Opening night for the L.A. premiere of "365 Days/365 Plays" was a memorable al fresco production at the Music Center Plaza, where a talented cast, a game audience of 300-plus and Bart DeLorenzo's amiably loose direction combined to create a piece of low-key magic.
Starting in November 2002, Pulitzer Prize winner Suzan-Lori Parks wrote one play a day for every day of the year. After considerable coordination, more than 600 theater companies will present these plays over the next year in what’s being called the largest theater collaboration in U.S. history. Los Angeles, Parks’ home, is represented by 50 local companies, from Theater@Boston Court to Geffen Playhouse, presenting the plays until November 2007. Opening night for the L.A. premiere of “365 Days/365 Plays” was a memorable al fresco production at the Music Center Plaza, where a talented cast, a game audience of 300-plus and Bart DeLorenzo’s amiably loose direction combined to create a piece of low-key magic.
The seven plays and three “constants” — pieces that may be performed with each producing company’s selection of plays — were mostly humorous or philosophical. A couple touched upon dramatic issues.
The first constant was notable mainly for the spectacle of hundreds of people watching a woman brush her teeth leaning over the Taper pool, street theater at its simplest. The second constant was so subtle that most of the aud probably missed it, but the third, where the actors try to complete a huge number of tasks in too short a time, was hilarious and spotlighted the performers’ admirable improv abilities.
The accurately titled “Start Here,” concerning a young man’s fear of the future, kicked things off with an optimistic outlook.
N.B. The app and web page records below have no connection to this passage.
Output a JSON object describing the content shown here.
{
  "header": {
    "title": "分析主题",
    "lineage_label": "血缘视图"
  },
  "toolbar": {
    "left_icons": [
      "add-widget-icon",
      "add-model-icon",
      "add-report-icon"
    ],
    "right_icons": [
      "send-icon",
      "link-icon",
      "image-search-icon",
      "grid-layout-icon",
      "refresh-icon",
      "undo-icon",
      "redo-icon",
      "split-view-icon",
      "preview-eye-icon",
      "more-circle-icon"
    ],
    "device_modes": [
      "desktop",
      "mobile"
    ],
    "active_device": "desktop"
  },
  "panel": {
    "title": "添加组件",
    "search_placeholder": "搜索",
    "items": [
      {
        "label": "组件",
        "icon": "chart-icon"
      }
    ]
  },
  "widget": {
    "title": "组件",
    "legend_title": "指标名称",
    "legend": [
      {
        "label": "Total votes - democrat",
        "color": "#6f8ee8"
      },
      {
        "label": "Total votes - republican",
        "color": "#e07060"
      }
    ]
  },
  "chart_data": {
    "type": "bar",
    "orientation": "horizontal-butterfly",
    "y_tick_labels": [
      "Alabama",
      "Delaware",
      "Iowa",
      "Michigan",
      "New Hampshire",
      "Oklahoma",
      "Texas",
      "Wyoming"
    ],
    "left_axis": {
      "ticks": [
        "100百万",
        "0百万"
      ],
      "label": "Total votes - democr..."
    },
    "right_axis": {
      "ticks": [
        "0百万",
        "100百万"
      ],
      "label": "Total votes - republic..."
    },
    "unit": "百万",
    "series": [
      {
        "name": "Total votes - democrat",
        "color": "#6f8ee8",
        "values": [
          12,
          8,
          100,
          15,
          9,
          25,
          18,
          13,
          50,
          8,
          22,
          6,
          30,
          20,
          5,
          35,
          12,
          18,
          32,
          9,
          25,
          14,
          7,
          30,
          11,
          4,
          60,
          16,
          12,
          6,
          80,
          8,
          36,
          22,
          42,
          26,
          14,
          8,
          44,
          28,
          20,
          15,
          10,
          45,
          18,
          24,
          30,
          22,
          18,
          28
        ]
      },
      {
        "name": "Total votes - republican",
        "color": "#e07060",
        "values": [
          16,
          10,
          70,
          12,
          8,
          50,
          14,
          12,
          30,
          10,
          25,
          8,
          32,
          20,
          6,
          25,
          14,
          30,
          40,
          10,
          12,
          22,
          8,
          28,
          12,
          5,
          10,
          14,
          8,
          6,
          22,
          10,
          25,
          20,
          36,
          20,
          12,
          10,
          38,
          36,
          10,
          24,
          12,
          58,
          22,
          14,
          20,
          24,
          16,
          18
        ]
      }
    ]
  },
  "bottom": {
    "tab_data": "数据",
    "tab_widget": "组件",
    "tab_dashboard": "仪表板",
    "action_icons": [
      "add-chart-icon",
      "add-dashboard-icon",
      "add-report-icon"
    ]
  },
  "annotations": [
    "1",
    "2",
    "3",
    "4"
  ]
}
DeLorenzo made good use of a metal door sculpture in the plaza, and Patrick Breen scored as the positive, encouraging Krishna.
“Father Comes Home From the Wars (Pt. 1)” is a darkly comic vignette, as a wife greets her returning husband with, “I wasn’t expecting you. Ever.” Adina Porter was sharp as the dubious spouse, and Jesse Borrego was quietly threatening as the titular veteran.
Barry Shabaka Henley gave a nicely blustery perf as a barker displaying a genuine “Good-for-Nothing,” and Leonardo Nam was bitingly funny as an arrogant messenger in “Here Comes the Message.”
The Center Theater Group production was for one night only, but in coming weeks, Open Fist Theater Company, Playwrights’ Arena and Elephant Asylum Theater will be presenting further “weeks” or selections of Parks’ plays. This whole thing may be a bit of a stunt, but in terms of connecting artists and audiences, it’s a fascinating one.
For information on upcoming L.A. productions, visit http://www.365inla.com.